Feeds

Microsoft: Windows 7 release in August '09

Surrenders 2010, hype machine fired up

Top three mobile application threats

Microsoft has officially dropped the façade on Windows 7 in 2010 and conceded that its essentially completed operating system will ship this year.

Windows 7 will be released to manufacturing in about three months, pending feedback on the current release candidate, senior vice president of the Windows and Windows Live engineering group Steven Sinofsky said Monday.

RTM is when the operating system will be considered finished, and mass-production will begin with code pressed on CDs and code sent to OEMs for installation on new PCs.

A three-month date puts the RTM in August, putting PCs running Windows 7 in retail stores in October for the holiday shopping season if the usual three-month production and channel ramp-up is followed.

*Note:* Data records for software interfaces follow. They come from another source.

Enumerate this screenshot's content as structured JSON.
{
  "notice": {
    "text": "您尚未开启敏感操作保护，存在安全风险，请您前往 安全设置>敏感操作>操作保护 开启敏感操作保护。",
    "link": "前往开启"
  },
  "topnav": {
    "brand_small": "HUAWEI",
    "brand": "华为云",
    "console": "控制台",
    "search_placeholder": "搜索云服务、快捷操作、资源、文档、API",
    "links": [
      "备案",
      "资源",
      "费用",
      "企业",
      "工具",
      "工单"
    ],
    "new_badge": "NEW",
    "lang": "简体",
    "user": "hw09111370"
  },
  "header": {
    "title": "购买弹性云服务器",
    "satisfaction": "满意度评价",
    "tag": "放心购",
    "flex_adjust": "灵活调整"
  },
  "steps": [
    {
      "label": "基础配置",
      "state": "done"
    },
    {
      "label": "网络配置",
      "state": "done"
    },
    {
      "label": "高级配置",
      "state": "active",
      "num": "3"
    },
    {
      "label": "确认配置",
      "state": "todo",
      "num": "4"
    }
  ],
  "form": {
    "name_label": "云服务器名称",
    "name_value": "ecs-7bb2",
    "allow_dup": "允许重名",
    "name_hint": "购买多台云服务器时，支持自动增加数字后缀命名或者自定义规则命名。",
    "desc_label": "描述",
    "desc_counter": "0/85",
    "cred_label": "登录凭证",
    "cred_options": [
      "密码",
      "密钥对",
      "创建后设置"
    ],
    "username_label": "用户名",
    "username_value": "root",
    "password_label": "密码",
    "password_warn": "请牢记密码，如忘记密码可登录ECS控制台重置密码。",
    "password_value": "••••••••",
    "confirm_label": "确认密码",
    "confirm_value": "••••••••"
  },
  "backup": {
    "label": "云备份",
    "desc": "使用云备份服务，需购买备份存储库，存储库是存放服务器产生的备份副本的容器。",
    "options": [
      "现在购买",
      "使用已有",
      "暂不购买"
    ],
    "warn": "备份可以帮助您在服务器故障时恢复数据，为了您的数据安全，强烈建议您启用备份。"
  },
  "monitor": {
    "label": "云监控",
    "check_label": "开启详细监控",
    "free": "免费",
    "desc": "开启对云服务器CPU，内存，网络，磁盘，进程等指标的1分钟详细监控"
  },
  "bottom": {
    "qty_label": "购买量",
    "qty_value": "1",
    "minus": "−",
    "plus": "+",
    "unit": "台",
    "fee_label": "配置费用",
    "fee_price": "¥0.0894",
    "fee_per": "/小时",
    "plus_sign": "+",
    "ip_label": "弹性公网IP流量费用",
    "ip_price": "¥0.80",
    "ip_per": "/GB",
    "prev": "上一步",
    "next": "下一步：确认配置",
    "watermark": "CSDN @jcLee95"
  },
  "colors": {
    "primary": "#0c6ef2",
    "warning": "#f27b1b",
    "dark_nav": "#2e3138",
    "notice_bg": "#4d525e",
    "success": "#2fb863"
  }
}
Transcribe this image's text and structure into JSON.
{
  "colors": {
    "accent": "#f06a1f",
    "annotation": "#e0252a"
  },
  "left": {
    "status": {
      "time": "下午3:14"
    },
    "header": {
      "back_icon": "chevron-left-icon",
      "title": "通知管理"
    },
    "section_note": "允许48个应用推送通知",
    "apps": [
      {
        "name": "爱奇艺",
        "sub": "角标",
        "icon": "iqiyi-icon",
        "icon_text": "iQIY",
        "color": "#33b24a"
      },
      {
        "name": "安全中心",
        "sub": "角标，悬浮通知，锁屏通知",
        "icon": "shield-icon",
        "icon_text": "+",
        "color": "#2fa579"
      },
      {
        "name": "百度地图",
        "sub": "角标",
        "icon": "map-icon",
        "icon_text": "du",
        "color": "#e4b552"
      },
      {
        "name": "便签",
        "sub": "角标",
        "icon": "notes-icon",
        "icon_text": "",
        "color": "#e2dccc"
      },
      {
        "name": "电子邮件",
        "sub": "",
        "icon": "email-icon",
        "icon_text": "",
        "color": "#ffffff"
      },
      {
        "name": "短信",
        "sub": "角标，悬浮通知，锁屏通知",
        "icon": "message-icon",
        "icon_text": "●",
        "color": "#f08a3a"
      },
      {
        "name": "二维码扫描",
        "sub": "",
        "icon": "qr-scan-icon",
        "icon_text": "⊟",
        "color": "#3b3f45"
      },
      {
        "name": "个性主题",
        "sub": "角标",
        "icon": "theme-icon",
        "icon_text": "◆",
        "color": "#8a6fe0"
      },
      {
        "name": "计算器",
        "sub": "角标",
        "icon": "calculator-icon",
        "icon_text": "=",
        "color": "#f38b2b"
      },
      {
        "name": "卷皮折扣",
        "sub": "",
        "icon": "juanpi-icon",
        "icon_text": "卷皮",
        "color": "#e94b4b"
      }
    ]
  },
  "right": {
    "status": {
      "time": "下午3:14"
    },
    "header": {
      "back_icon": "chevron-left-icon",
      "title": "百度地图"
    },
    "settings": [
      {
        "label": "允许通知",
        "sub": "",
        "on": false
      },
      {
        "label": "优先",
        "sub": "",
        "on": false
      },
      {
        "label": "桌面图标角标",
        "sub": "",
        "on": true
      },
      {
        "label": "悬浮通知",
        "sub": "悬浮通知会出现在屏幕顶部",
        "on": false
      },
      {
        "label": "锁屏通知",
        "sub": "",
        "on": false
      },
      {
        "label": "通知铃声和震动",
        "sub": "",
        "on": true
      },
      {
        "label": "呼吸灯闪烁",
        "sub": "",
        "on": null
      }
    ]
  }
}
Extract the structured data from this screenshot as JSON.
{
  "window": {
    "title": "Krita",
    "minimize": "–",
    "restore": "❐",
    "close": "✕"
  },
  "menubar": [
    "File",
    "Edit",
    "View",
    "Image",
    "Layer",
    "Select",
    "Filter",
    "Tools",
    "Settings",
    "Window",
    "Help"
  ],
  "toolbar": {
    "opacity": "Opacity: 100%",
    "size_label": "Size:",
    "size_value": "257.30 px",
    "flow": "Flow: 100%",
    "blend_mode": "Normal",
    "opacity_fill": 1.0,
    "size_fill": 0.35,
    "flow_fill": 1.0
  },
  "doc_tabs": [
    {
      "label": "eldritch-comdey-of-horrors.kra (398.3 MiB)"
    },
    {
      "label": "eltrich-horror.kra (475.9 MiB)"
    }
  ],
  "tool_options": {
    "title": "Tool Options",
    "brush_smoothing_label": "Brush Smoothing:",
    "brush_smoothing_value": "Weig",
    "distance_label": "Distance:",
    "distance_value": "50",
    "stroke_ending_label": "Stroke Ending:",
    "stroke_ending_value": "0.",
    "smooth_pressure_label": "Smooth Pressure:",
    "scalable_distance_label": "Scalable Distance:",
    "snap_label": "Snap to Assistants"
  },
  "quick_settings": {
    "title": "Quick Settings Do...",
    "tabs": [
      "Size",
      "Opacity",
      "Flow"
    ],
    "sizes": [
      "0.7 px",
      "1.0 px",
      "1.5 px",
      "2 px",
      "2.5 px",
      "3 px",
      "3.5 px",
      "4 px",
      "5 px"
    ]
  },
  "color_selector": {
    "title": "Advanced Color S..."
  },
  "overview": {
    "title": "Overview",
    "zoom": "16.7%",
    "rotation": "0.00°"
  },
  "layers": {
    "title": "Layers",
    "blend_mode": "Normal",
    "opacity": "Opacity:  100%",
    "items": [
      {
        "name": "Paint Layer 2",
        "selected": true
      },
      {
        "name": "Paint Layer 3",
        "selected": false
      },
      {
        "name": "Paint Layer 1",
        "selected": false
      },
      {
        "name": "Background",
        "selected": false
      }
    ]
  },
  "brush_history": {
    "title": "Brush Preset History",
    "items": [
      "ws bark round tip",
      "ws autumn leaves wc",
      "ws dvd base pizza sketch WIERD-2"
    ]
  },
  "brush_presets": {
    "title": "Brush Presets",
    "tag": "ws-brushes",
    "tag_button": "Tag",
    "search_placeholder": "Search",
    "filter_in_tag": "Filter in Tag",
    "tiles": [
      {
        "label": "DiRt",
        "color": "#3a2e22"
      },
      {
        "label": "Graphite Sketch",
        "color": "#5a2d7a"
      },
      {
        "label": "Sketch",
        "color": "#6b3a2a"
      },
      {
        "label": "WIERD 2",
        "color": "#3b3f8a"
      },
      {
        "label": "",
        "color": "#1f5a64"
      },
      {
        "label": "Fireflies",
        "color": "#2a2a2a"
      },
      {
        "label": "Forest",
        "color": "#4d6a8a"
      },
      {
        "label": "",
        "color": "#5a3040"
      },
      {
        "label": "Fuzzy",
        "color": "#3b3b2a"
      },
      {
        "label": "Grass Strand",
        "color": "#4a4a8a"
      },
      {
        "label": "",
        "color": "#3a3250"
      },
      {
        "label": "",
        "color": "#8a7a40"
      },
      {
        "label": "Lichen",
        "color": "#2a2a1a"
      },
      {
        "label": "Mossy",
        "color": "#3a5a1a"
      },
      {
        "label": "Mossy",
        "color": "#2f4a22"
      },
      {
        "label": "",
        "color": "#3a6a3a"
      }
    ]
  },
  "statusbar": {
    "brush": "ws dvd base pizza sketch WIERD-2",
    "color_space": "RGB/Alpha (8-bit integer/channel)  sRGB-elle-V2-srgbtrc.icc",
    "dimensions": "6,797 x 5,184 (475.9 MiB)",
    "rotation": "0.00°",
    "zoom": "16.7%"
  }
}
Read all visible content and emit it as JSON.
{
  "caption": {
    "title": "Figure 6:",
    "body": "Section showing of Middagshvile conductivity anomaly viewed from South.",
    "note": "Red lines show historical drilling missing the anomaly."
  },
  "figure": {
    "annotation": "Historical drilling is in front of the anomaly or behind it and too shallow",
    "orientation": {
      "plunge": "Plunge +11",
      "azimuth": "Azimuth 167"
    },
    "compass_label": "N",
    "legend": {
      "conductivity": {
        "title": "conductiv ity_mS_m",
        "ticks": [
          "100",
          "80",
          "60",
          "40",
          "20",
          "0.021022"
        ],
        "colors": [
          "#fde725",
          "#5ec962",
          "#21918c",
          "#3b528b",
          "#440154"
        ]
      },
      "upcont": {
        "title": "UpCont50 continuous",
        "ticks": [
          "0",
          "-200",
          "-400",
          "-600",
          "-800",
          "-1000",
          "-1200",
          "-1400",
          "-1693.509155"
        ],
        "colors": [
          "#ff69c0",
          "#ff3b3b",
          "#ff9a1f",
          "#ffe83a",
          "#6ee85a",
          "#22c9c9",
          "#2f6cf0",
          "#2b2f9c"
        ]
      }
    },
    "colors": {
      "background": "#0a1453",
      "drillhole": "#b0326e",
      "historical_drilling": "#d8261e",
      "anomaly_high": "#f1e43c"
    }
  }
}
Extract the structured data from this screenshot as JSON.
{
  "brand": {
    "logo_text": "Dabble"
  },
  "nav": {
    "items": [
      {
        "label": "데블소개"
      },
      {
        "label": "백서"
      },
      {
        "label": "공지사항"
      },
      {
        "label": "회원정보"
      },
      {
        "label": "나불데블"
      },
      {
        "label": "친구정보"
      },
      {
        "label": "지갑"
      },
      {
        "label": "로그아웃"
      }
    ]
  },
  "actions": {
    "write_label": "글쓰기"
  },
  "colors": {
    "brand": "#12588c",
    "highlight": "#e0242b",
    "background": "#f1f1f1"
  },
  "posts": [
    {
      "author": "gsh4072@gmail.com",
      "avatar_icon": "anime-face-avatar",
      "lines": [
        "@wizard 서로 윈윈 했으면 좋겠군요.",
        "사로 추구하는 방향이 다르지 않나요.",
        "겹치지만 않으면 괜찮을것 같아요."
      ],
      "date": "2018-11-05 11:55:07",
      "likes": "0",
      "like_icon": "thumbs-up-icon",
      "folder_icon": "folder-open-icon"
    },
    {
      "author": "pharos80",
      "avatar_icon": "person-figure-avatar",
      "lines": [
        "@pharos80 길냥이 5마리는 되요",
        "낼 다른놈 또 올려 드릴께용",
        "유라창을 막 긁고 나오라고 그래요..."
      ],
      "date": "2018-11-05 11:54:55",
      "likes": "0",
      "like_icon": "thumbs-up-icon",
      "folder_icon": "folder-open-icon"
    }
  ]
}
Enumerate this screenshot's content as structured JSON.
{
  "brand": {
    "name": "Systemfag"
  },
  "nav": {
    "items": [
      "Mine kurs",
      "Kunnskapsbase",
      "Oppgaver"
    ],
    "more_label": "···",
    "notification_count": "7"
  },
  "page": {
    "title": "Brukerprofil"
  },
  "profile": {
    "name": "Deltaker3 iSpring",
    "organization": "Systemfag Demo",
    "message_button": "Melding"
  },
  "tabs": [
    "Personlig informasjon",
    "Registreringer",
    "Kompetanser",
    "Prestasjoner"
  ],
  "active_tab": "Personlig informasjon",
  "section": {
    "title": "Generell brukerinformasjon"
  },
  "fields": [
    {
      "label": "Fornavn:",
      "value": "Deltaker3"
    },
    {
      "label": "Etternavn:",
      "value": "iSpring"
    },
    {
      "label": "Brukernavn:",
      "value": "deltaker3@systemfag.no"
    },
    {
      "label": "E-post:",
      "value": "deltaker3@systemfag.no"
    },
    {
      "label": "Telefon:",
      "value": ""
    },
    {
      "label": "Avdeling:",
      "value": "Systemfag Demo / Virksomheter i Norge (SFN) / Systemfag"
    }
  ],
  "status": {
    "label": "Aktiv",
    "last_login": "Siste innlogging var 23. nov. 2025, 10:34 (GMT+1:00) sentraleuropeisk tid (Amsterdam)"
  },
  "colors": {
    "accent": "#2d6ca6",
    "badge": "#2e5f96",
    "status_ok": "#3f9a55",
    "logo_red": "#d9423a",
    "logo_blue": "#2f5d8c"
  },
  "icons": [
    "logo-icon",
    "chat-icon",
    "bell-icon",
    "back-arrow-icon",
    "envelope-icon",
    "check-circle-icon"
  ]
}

Acer, the world's second-largest manufacturer of PCs, last month nailed the Windows 7 launch date as October 23.

To put things in some context, Windows XP - the predecessor to the current Windows Vista - was released to manufacturing in the month of August and officially launched that following October.

Sinofsky buried the three-month date deep within a blog posting about Microsoft's release schedule. Ever the player, Sinofsky couched his words in the standard Microsoft corporate caveats. "Ultimately our partners will determine when their PCs are available in the market," he wrote.

RTM will also depend on whether the feedback and telemetry on Windows 7 matches Microsoft expectations. Microsoft is monitoring feedback and telemetry from the current release-candidate phase on devices that are being installed, and drivers, system performance in the areas of start-up and shut down, and the responsiveness of Internet Explorer.

Sinofsky can say Microsoft is monitoring all it wants. This operating system's a tuned-up version of Windows Vista that's largely finished thanks to the heavy lifting done on that previous version of Windows.

Microsoft is now in the standard, final phase of testing with features locked down. Nothing short of a major code re-write thanks to some hidden architectural flaw, overlooked security hole, or coding gotcha is going to prevent Windows 7 in October.

Furthermore, Microsoft on Monday began talking "customer wins" for Windows 7 among business users, meaning that the company's marketing and communications people - the last phase in the development and delivery cycle - are spinning up. Microsoft cited Pella Corporation, Continental Airlines, and the City of Miami as early Windows 7 wins.

These were very likely existing Microsoft and Windows customers rather than "wins", though, and either signed up or were asked to be early adopters - and given early access to code - because of their size or perceived importance in the build and testing processes.

To help sell Windows 7 to business, Microsoft on Monday used some familiar ideas in connection with these customers: the ability to create a productive and efficient environment, control costs, and security and data protection for corporations and small-and-medium-sized companies. ®

Mobile application security vulnerability report

More from The Register

next story
NO MORE ALL CAPS and other pleasures of Visual Studio 14
Unpicking a packed preview that breaks down ASP.NET
Captain Kirk sets phaser to SLAUGHTER after trying new Facebook app
William Shatner less-than-impressed by Zuck's celebrity-only app
Apple fanbois SCREAM as update BRICKS their Macbook Airs
Ragegasm spills over as firmware upgrade kills machines
Cheer up, Nokia fans. It can start making mobes again in 18 months
The real winner of the Nokia sale is *drumroll* ... Nokia
Mozilla fixes CRITICAL security holes in Firefox, urges v31 upgrade
Misc memory hazards 'could be exploited' - and guess what, one's a Javascript vuln
Put down that Oracle database patch: It could cost $23,000 per CPU
On-by-default INMEMORY tech a boon for developers ... as long as they can afford it
Google shows off new Chrome OS look
Athena springs full-grown from Chromium project's head
prev story

Whitepapers

Top three mobile application threats
Prevent sensitive data leakage over insecure channels or stolen mobile devices.
Implementing global e-invoicing with guaranteed legal certainty
Explaining the role local tax compliance plays in successful supply chain management and e-business and how leading global brands are addressing this.
Boost IT visibility and business value
How building a great service catalog relieves pressure points and demonstrates the value of IT service management.
Designing a Defense for Mobile Applications
Learn about the various considerations for defending mobile applications - from the application architecture itself to the myriad testing technologies.
Build a business case: developing custom apps
Learn how to maximize the value of custom applications by accelerating and simplifying their development.